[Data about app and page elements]
○ ○ ○ ○ ○

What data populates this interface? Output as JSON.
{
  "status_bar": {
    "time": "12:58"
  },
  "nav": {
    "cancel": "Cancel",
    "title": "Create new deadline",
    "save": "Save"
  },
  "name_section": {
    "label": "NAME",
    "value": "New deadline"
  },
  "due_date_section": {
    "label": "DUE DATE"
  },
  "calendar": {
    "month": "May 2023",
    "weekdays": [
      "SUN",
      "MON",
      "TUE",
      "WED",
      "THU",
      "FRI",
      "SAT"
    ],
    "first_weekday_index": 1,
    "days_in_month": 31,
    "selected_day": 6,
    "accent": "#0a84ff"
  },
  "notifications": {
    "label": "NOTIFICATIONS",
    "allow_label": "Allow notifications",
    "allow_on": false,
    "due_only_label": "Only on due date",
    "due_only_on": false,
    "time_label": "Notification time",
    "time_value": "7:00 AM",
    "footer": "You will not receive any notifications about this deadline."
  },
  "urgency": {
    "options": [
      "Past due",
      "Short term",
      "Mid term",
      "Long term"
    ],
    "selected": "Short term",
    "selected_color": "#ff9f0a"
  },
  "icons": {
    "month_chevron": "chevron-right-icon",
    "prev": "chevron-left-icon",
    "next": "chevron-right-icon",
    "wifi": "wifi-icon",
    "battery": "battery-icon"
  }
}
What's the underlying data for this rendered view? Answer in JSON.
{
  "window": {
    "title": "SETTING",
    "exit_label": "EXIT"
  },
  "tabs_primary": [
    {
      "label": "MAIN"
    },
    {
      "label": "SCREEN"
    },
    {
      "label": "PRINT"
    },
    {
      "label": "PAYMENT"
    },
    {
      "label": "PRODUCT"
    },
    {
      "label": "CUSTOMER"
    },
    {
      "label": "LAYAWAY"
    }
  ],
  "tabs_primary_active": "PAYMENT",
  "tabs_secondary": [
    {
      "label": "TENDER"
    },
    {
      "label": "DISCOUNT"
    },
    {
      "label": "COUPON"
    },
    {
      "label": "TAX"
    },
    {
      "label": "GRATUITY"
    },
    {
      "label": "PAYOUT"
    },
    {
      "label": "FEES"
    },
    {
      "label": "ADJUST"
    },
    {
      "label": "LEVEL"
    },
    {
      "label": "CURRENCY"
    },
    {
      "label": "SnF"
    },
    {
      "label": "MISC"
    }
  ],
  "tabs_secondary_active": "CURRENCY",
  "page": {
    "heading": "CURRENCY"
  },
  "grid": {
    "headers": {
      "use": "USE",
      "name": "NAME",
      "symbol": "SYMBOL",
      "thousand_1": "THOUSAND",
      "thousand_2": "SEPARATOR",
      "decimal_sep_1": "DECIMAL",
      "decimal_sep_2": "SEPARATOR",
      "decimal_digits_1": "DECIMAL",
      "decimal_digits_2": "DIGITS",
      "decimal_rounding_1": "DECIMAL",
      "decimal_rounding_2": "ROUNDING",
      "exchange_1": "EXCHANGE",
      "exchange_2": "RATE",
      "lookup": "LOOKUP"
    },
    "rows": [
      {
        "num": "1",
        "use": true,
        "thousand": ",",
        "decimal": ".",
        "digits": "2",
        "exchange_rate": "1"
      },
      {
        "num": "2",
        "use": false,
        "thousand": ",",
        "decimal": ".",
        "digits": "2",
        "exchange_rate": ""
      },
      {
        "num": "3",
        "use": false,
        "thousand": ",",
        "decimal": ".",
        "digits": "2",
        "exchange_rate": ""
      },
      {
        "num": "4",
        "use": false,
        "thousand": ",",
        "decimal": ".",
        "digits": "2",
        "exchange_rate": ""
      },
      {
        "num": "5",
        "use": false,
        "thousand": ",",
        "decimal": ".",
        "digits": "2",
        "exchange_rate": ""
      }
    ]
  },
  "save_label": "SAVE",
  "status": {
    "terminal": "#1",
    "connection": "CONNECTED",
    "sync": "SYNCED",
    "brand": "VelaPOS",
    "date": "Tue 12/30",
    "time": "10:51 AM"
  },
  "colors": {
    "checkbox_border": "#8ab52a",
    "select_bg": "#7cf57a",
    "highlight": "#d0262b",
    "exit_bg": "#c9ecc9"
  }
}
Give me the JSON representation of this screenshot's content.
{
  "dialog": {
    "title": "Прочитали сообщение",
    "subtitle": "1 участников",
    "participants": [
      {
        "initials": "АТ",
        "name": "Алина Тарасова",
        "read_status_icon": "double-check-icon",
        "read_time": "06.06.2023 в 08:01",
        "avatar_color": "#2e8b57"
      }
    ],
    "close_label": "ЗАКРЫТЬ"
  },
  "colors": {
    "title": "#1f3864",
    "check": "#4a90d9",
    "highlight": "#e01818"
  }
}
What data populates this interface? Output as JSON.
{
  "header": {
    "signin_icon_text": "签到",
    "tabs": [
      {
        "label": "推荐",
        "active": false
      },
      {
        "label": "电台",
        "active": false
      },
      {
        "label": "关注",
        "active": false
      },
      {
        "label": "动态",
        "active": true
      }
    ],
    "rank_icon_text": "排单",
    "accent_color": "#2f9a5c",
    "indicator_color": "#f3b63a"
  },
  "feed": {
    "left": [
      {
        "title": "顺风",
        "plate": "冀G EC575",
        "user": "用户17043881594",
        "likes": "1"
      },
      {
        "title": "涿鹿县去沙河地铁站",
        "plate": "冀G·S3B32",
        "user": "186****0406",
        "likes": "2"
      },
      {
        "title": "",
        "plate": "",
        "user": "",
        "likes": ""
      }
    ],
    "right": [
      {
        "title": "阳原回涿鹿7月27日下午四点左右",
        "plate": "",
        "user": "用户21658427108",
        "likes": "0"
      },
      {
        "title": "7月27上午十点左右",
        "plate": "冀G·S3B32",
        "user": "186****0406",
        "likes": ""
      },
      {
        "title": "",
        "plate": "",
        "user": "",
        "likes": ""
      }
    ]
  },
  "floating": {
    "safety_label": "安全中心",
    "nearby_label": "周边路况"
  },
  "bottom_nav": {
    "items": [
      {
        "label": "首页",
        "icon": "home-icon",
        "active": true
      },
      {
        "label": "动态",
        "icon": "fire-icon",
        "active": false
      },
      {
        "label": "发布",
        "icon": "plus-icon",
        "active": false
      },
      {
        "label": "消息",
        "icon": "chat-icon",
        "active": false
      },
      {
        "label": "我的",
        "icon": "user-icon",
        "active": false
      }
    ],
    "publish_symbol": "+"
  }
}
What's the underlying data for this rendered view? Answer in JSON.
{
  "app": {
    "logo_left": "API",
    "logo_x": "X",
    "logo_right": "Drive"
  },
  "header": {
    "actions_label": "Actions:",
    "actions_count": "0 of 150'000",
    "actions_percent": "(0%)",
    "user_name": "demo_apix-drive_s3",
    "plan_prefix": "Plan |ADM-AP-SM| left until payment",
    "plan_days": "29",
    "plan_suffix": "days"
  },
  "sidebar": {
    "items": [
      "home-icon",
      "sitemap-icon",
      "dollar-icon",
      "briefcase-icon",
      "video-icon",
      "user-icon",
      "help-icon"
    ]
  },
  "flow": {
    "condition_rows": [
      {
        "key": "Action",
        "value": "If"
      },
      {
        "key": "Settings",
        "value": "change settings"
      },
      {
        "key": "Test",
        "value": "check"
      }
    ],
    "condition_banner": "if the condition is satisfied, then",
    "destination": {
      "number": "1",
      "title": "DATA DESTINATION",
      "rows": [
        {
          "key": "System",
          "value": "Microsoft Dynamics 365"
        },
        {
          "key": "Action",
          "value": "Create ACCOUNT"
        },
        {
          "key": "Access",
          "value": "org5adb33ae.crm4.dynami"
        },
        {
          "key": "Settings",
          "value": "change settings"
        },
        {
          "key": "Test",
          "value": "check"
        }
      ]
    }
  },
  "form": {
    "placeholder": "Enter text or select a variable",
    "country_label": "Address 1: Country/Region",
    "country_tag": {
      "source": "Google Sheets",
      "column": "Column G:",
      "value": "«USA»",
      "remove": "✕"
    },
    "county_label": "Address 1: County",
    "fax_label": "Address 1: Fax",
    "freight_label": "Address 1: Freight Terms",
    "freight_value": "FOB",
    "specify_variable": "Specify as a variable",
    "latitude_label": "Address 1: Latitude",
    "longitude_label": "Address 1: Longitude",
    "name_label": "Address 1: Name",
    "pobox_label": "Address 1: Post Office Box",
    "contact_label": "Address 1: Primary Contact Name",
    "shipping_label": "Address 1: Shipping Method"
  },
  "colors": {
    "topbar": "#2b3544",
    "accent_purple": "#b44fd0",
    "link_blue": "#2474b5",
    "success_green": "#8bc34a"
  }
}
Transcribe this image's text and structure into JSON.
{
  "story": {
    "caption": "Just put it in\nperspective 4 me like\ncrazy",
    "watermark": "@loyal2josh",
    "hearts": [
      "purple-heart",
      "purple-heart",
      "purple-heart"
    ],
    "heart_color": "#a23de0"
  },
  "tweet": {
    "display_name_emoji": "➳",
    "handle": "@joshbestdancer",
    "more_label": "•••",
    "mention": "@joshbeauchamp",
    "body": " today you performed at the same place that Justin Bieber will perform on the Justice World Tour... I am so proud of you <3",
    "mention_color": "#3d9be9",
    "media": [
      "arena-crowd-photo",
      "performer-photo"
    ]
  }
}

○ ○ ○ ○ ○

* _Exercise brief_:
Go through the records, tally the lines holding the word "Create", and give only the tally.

* _Exercise output_:
2